■ About this exercise ■
For each line in the data below, write an exact copy.

Data about app and page elements:
<<<<
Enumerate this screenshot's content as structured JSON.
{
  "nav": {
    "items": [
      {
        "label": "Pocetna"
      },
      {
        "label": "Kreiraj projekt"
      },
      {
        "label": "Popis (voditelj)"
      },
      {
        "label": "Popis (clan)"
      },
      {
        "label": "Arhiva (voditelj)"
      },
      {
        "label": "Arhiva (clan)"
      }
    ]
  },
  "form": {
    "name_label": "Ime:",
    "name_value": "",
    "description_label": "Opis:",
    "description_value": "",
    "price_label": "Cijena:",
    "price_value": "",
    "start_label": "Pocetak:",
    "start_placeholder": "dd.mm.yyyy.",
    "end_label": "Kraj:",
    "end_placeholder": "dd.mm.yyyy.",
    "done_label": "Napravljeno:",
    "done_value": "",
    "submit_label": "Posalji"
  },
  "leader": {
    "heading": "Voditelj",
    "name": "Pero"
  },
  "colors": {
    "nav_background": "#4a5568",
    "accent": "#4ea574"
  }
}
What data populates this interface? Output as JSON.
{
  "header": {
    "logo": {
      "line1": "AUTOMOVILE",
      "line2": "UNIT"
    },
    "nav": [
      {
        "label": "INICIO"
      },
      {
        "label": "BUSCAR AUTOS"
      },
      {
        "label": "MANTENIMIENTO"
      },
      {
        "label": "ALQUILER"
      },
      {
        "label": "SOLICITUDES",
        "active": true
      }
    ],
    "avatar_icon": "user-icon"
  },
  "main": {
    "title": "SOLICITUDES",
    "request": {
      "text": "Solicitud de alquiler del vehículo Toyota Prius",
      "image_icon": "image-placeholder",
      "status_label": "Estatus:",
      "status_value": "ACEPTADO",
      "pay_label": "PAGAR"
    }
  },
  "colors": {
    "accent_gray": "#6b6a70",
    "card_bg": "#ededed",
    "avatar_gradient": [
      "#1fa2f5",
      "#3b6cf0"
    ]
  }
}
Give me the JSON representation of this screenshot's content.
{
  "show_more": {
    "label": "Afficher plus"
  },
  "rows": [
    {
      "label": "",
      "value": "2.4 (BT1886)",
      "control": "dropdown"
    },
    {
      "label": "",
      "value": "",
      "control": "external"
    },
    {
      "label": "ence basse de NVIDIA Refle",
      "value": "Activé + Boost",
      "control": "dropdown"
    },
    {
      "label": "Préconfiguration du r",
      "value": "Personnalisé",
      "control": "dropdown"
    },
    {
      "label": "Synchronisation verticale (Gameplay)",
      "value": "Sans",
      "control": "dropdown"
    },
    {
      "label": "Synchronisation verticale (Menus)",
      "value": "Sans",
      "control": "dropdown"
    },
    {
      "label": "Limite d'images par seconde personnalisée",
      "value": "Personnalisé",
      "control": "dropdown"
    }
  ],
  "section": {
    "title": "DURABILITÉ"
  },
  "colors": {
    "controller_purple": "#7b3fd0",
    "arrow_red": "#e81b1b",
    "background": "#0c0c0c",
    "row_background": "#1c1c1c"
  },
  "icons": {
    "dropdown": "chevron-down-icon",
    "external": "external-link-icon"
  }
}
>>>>
■ Result of the exercise ■
Enumerate this screenshot's content as structured JSON.
{
  "nav": {
    "items": [
      {
        "label": "Pocetna"
      },
      {
        "label": "Kreiraj projekt"
      },
      {
        "label": "Popis (voditelj)"
      },
      {
        "label": "Popis (clan)"
      },
      {
        "label": "Arhiva (voditelj)"
      },
      {
        "label": "Arhiva (clan)"
      }
    ]
  },
  "form": {
    "name_label": "Ime:",
    "name_value": "",
    "description_label": "Opis:",
    "description_value": "",
    "price_label": "Cijena:",
    "price_value": "",
    "start_label": "Pocetak:",
    "start_placeholder": "dd.mm.yyyy.",
    "end_label": "Kraj:",
    "end_placeholder": "dd.mm.yyyy.",
    "done_label": "Napravljeno:",
    "done_value": "",
    "submit_label": "Posalji"
  },
  "leader": {
    "heading": "Voditelj",
    "name": "Pero"
  },
  "colors": {
    "nav_background": "#4a5568",
    "accent": "#4ea574"
  }
}
What data populates this interface? Output as JSON.
{
  "header": {
    "logo": {
      "line1": "AUTOMOVILE",
      "line2": "UNIT"
    },
    "nav": [
      {
        "label": "INICIO"
      },
      {
        "label": "BUSCAR AUTOS"
      },
      {
        "label": "MANTENIMIENTO"
      },
      {
        "label": "ALQUILER"
      },
      {
        "label": "SOLICITUDES",
        "active": true
      }
    ],
    "avatar_icon": "user-icon"
  },
  "main": {
    "title": "SOLICITUDES",
    "request": {
      "text": "Solicitud de alquiler del vehículo Toyota Prius",
      "image_icon": "image-placeholder",
      "status_label": "Estatus:",
      "status_value": "ACEPTADO",
      "pay_label": "PAGAR"
    }
  },
  "colors": {
    "accent_gray": "#6b6a70",
    "card_bg": "#ededed",
    "avatar_gradient": [
      "#1fa2f5",
      "#3b6cf0"
    ]
  }
}
Give me the JSON representation of this screenshot's content.
{
  "show_more": {
    "label": "Afficher plus"
  },
  "rows": [
    {
      "label": "",
      "value": "2.4 (BT1886)",
      "control": "dropdown"
    },
    {
      "label": "",
      "value": "",
      "control": "external"
    },
    {
      "label": "ence basse de NVIDIA Refle",
      "value": "Activé + Boost",
      "control": "dropdown"
    },
    {
      "label": "Préconfiguration du r",
      "value": "Personnalisé",
      "control": "dropdown"
    },
    {
      "label": "Synchronisation verticale (Gameplay)",
      "value": "Sans",
      "control": "dropdown"
    },
    {
      "label": "Synchronisation verticale (Menus)",
      "value": "Sans",
      "control": "dropdown"
    },
    {
      "label": "Limite d'images par seconde personnalisée",
      "value": "Personnalisé",
      "control": "dropdown"
    }
  ],
  "section": {
    "title": "DURABILITÉ"
  },
  "colors": {
    "controller_purple": "#7b3fd0",
    "arrow_red": "#e81b1b",
    "background": "#0c0c0c",
    "row_background": "#1c1c1c"
  },
  "icons": {
    "dropdown": "chevron-down-icon",
    "external": "external-link-icon"
  }
}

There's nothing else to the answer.